Saturday, January 5, 2008

In Progress: Omnivore's Dilemma

I'm halfway through The Omnivore's Dilemma and am so impressed by the sheer scope of the work. In fact, one reason it is taking me so long to finish, is that I find myself needing to take a break so I can fully "digest" each chapter (pun intended).

What I appreciate the most, however, is the experiential data and the lack of sanctimony. When it comes to what we eat, there are few unadulterated heroes. Pollan leaves few stones unturned and is equitable when examining industrial agriculture, the "organic" movement, and even the idyllic farming pastoral embodied by the small family farm.

Finally, Pollan's writing is an absolute joy to read, peppered with humor and enthusiasm for his subject. I'll include a few excerpts here that I found most thoughtful and engaging.

Yet the organic label itself--like every other such label in the supermarket--is really just an imperfect substitute for direct observation of how a food is produced, a concession to the reality that most people in an industrial society haven't the time or the inclination to follow their food back to the farm, a farm which today is apt to be, on average, fifteen hundred miles away. (137)

Ain't that the truth? And really, that's the point of the book, as far as I can tell thus far. If we invested more emotional and mental energy into what we eat (including pondering where the food comes from), we could really impact the entire chain--from farm to table.

Pollan begins his journey with an examination of corn, which is the closest thing to a clear-cut villain in his story:

Corn has done more than any other species to help the food industry realize the dream of freeing food from nature's limitations and seducing the omnivore into eating more of a single plant than anyone would ever have thought possible. (91)

Seduction is a good word for it. Advertising and economics have seduced us into what we now have as the "typical" American diet. Corn, Pollan offers, may be one of the lousiest bedfellows around for numerous reasons.

And finally, while shopping at Whole Foods today, Pollan's words lodged in the back of my mind:

I enjoy shopping at Whole Foods nearly as much as I enjoy browsing a good bookstore, which, come to think of it, is probably no accident: Shopping at Whole Foods is a literary experience, too. That's not to take anything away from the food, which is generally of high quality, much of it "certified organic" or "humanely raised" or "free range." But right there, that's the point: It's the evocative prose as much as anything else that makes this food really special, elevating an egg or chicken breast or bag of arugula from the realm of ordinary protein and carbohydrates into a much headier experience, one with complex aesthetic, emotional, and even political dimensions. (135)

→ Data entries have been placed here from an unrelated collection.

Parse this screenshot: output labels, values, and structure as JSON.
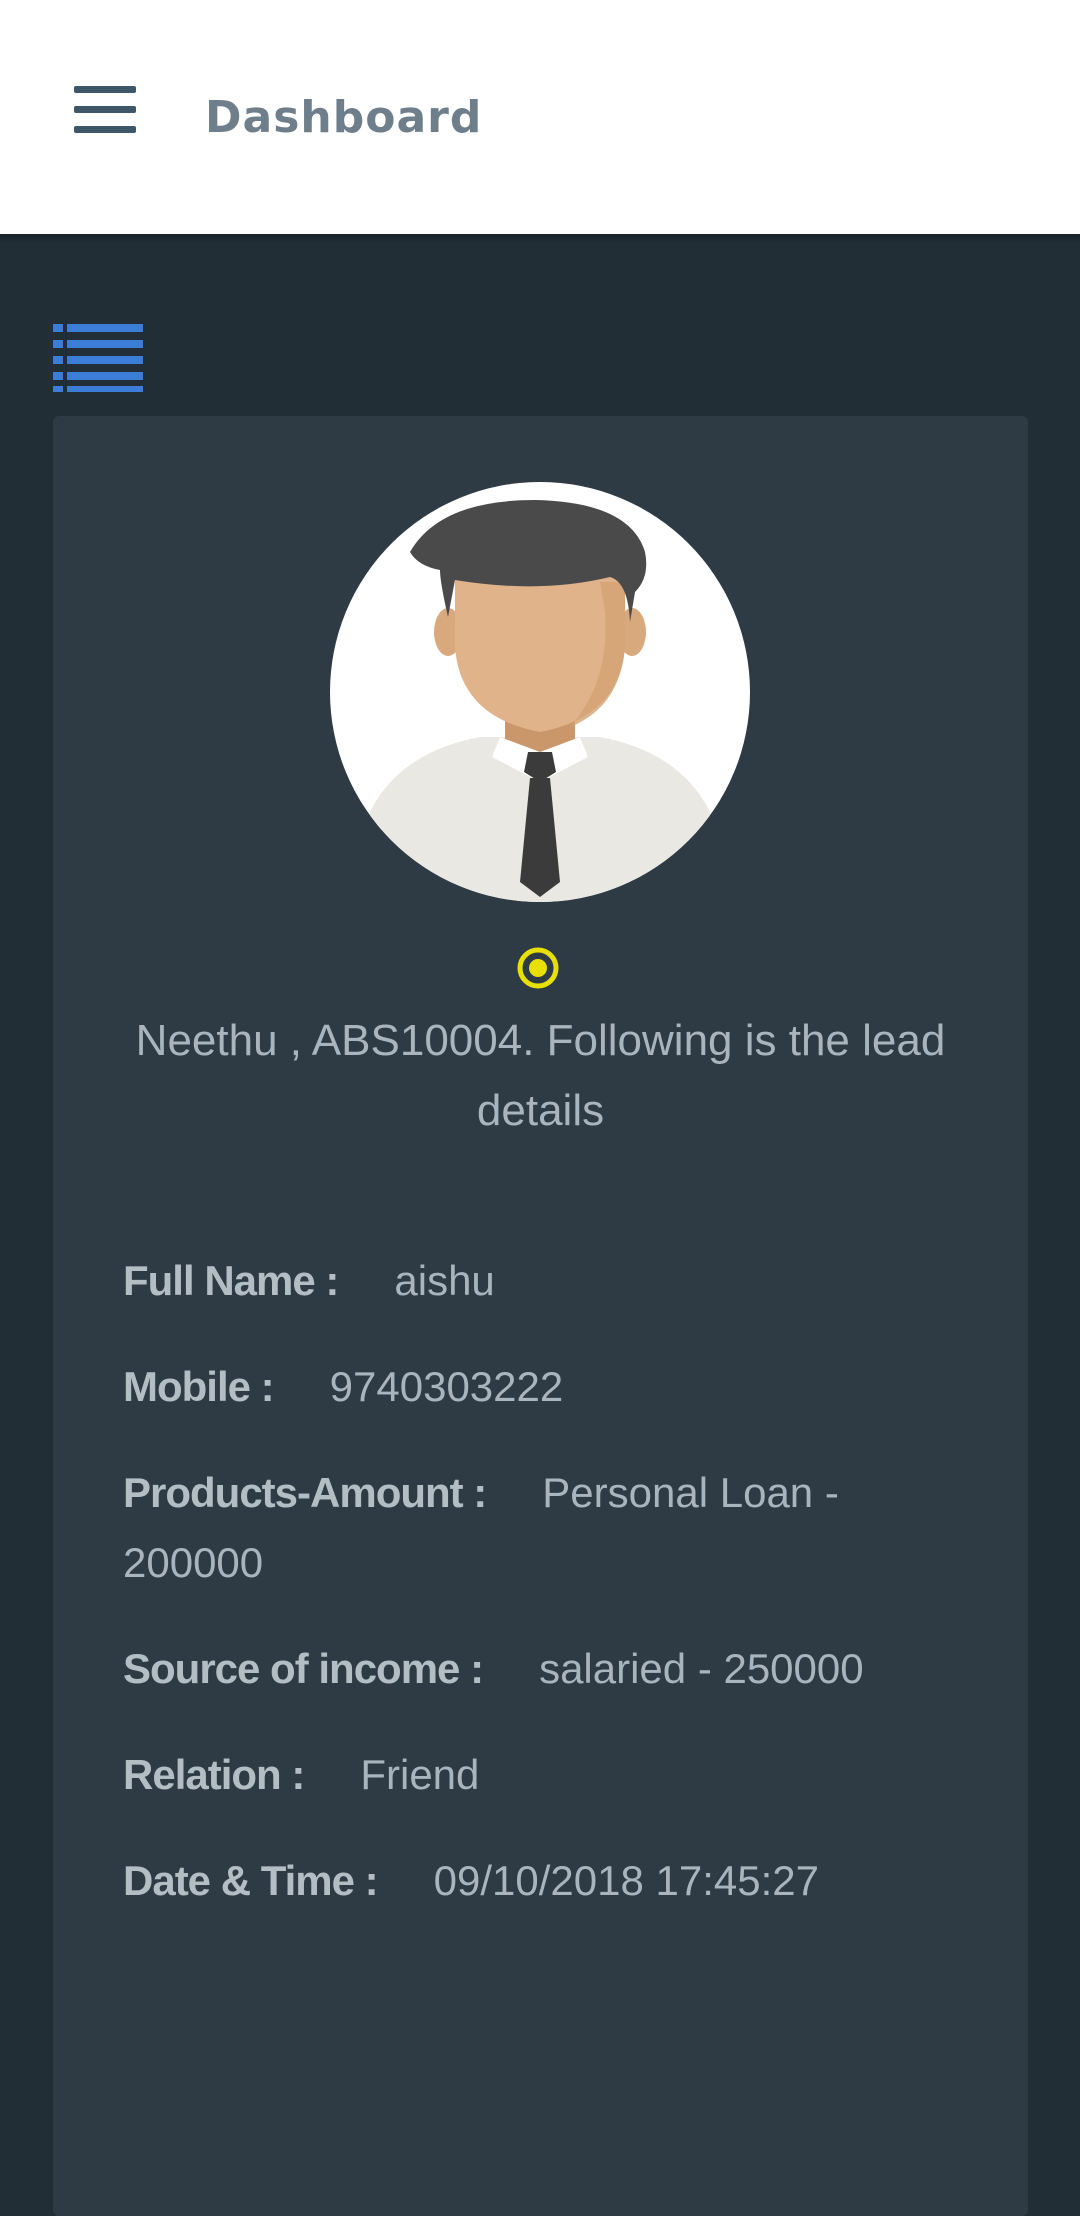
{
  "header": {
    "title": "Dashboard",
    "menu_icon": "hamburger-menu-icon"
  },
  "colors": {
    "header_bg": "#ffffff",
    "page_bg": "#222e36",
    "card_bg": "#2e3b45",
    "accent": "#3b7dd8",
    "status": "#e8e000",
    "text": "#a9b4bc",
    "header_text": "#6e7f8b"
  },
  "toolbar": {
    "list_icon": "list-view-icon"
  },
  "profile": {
    "avatar_icon": "user-avatar-icon",
    "status_icon": "status-indicator-icon",
    "greeting": "Neethu , ABS10004. Following is the lead details"
  },
  "lead": {
    "rows": [
      {
        "label": "Full Name :",
        "value": "aishu"
      },
      {
        "label": "Mobile :",
        "value": "9740303222"
      },
      {
        "label": "Products-Amount :",
        "value": "Personal Loan - 200000"
      },
      {
        "label": "Source of income :",
        "value": "salaried - 250000"
      },
      {
        "label": "Relation :",
        "value": "Friend"
      },
      {
        "label": "Date & Time :",
        "value": "09/10/2018 17:45:27"
      }
    ]
  }
}
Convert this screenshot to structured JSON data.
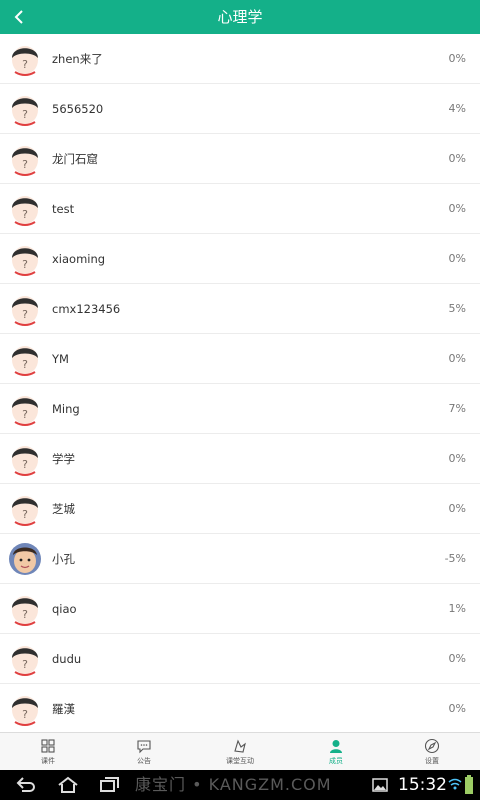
{
  "header": {
    "title": "心理学"
  },
  "members": [
    {
      "name": "zhen来了",
      "percent": "0%",
      "avatar": "default"
    },
    {
      "name": "5656520",
      "percent": "4%",
      "avatar": "default"
    },
    {
      "name": "龙门石窟",
      "percent": "0%",
      "avatar": "default"
    },
    {
      "name": "test",
      "percent": "0%",
      "avatar": "default"
    },
    {
      "name": "xiaoming",
      "percent": "0%",
      "avatar": "default"
    },
    {
      "name": "cmx123456",
      "percent": "5%",
      "avatar": "default"
    },
    {
      "name": "YM",
      "percent": "0%",
      "avatar": "default"
    },
    {
      "name": "Ming",
      "percent": "7%",
      "avatar": "default"
    },
    {
      "name": "学学",
      "percent": "0%",
      "avatar": "default"
    },
    {
      "name": "芝城",
      "percent": "0%",
      "avatar": "default"
    },
    {
      "name": "小孔",
      "percent": "-5%",
      "avatar": "photo"
    },
    {
      "name": "qiao",
      "percent": "1%",
      "avatar": "default"
    },
    {
      "name": "dudu",
      "percent": "0%",
      "avatar": "default"
    },
    {
      "name": "羅漢",
      "percent": "0%",
      "avatar": "default"
    }
  ],
  "tabs": [
    {
      "label": "课件",
      "icon": "grid-icon",
      "active": false
    },
    {
      "label": "公告",
      "icon": "chat-icon",
      "active": false
    },
    {
      "label": "课堂互动",
      "icon": "interaction-icon",
      "active": false
    },
    {
      "label": "成员",
      "icon": "member-icon",
      "active": true
    },
    {
      "label": "设置",
      "icon": "compass-icon",
      "active": false
    }
  ],
  "system_bar": {
    "watermark": "康宝门 • KANGZM.COM",
    "time": "15:32"
  },
  "colors": {
    "accent": "#14b089",
    "header_text": "#ffffff"
  }
}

I can't wait to read more.


Rebecca said...

This sounds like a book I would really like to read.

There are so many people who just don't know where food comes from. During my childhood I lived on a farm and also in Alaska where my parents were subsistence hunters. Yes, I have eaten seal and muktuk (whale). But it was in the context of food and not "delicacy."

I have actually had people offer my white bread because they figured it would be "safe" as it wasn't wheat bread. Perhaps it goes back to the topic of "literacy." *sigh*

Rebecca said...

I've actually had you in mind as I've been reading this book. I think you would really enjoy it.